The loss of two vee-belts and the sudden reduction of belt tension would cause the remaining belts to slip on the driving sheave. The sudden slip would cause a significant loss of power to the transmission system, resulting in the rapid decay of main rotor rpm and the rapid increase of engine rpm, likely to engine overspeed. The slippage would cause the accumulation of rubber on the driving sheave grooves.

The loss of rotor rpm coupled with an engine overspeed would have been difficult to diagnose and handle in a timely manner, and the pilot would have been unable to prevent descent into the trees. Had the rpm decayed beyond effective cyclic control, he would have lost control of the helicopter. Once the helicopter struck the first tree, the damage prevented the pilot from recovering, and the collision with the terrain was inevitable.

Findings as to Causes and Contributing Factors

  1. Galling on the engine cooling fan taper-fit joint within the previous few hours of flight operations introduced vibration to the belt-drive system, which in turn caused the misalignment of the belts within the sheave grooves and led to two vee-belts running off the sheaves in flight.

  2. The sudden loss of vee-belt tension caused the remaining two vee-belts on the driving sheave to slip, leading to a rapid loss of main rotor rpm. This, in turn, prevented the pilot from avoiding the trees and led to a collision with the terrain and the destruction of the helicopter.

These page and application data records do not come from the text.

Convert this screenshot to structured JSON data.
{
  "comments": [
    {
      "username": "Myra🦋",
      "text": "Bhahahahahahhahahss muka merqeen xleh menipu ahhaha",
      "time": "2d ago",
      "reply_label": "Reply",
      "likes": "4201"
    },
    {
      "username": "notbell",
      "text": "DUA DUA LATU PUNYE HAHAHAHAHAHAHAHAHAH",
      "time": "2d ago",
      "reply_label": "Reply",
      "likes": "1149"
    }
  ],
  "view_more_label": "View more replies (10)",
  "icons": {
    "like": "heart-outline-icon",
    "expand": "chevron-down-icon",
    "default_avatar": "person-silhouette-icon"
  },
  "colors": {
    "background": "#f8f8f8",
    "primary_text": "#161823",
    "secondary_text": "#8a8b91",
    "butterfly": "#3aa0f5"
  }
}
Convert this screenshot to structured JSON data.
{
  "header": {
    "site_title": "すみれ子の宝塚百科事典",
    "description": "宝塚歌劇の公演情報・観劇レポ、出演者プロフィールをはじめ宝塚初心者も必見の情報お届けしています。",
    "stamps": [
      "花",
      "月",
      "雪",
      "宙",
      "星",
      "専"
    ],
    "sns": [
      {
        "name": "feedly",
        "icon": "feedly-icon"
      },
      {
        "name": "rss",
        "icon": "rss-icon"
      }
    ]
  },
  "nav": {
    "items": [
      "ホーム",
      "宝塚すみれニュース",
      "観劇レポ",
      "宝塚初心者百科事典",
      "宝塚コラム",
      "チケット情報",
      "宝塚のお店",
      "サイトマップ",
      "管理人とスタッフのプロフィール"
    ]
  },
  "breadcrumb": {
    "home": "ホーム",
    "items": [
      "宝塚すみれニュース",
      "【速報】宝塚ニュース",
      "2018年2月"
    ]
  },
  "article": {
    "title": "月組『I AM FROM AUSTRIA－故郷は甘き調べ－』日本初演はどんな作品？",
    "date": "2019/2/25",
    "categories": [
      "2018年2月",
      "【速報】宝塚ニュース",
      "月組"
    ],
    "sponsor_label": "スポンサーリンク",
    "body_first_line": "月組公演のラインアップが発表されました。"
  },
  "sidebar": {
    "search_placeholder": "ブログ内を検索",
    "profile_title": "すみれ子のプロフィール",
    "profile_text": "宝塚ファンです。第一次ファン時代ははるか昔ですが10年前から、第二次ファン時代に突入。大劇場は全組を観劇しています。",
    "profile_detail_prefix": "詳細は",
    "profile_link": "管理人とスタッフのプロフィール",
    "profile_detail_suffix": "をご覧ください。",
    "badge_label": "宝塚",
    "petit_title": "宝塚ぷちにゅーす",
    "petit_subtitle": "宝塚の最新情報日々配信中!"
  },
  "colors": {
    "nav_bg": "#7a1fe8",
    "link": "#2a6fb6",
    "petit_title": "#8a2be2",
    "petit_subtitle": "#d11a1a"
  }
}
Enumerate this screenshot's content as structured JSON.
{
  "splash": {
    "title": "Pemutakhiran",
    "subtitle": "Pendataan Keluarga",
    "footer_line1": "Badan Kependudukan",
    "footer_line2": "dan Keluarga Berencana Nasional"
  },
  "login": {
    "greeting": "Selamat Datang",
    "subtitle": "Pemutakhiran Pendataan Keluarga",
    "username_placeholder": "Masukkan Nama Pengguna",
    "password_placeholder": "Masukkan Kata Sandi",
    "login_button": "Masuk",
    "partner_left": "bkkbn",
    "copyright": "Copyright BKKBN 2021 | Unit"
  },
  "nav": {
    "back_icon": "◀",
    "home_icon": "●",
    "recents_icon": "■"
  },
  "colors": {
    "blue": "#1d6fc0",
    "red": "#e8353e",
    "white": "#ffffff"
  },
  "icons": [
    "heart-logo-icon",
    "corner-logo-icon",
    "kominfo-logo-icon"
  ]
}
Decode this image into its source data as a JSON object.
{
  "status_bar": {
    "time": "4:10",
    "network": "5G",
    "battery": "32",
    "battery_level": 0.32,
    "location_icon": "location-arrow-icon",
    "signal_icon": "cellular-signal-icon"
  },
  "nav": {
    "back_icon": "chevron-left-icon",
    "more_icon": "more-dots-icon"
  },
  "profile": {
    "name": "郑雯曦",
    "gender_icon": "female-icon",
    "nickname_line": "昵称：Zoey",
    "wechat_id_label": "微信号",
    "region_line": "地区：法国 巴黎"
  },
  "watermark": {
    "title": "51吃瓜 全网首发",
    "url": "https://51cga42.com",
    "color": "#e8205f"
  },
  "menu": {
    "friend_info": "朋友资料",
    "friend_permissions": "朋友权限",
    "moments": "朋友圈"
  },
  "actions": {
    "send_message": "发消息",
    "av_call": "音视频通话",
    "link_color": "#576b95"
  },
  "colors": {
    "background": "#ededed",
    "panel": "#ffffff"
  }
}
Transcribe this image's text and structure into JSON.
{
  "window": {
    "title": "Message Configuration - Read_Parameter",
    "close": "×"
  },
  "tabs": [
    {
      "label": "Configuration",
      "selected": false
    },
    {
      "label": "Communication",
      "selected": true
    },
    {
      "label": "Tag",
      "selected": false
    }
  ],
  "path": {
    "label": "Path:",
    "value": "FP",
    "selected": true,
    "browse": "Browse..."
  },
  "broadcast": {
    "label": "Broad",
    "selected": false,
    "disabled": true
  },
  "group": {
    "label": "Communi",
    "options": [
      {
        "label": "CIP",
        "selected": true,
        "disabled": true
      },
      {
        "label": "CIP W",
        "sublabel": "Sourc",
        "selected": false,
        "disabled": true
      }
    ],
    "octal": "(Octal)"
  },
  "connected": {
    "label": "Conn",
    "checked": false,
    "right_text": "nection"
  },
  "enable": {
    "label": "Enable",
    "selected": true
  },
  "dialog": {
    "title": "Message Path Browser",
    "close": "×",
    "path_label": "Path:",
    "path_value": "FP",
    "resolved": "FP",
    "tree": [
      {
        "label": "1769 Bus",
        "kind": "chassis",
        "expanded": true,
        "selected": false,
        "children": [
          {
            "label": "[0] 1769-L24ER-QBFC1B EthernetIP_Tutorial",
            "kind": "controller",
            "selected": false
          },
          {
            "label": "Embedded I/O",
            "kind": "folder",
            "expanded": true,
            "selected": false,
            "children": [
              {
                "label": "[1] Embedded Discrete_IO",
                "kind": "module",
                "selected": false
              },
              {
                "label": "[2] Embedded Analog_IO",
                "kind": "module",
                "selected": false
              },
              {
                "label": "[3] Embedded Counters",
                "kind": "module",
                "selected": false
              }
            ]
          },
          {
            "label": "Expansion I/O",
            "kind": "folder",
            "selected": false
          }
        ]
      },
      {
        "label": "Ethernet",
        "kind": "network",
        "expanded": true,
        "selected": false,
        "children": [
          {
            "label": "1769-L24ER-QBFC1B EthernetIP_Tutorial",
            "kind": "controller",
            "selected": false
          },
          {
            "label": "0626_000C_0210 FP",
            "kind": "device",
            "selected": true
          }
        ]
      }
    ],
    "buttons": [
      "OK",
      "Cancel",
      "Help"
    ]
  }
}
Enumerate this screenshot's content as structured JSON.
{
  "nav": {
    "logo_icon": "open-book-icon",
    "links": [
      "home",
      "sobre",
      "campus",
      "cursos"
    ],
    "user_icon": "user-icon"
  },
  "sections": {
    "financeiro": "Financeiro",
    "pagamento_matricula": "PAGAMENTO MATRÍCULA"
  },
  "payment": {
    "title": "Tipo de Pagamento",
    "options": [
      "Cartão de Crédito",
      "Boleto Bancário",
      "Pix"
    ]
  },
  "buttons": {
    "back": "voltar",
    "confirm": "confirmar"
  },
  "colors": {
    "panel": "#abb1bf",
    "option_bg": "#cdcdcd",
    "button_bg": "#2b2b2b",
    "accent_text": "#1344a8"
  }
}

Findings as to Risk

  1. The engine cooling fan taper-fit shaft and socket joint is subject to galling damage, which imparts vibration to the vee-belts and sheaves, a known factor in vee-belt failure, misalignment and loss.

  2. The wear found in the exhaust valve guides for cylinder numbers 3 and 5 was excessive for their time in service and indicated a deviation from manufacturing quality control.

This report concludes the Transportation Safety Board's investigation into this occurrence. Consequently, the Board authorized the release of this report on 30 September 2005.

1. All times are mountain standard time (Coordinated Universal Time minus seven hours).

2. METAR - aviation routine weather report.

3 The actuator is not designed nor intended to compensate for broken vee-belts.

4. "Spalling" is a type of fatigue cracking caused by very high compressive stresses.

5. R44 Accident Investigation (Australia) revealed belt loss and engine overspeed. Australian Transportation Safety Board (ATSB) 199905646.

6. Transport Canada Service Difficulty Reporting database, and National Transportation Safety Board/Federal Aviation Administration (U.S.) and ATSB files.

7 "Galling" is the pitting or marring of a finished surface, especially a bearing surface, because of fretting (the rubbing together of solid surfaces).

8. Heavy Duty V-Belt Drive Design Manual. Denver: The Gates Rubber Company, 1999.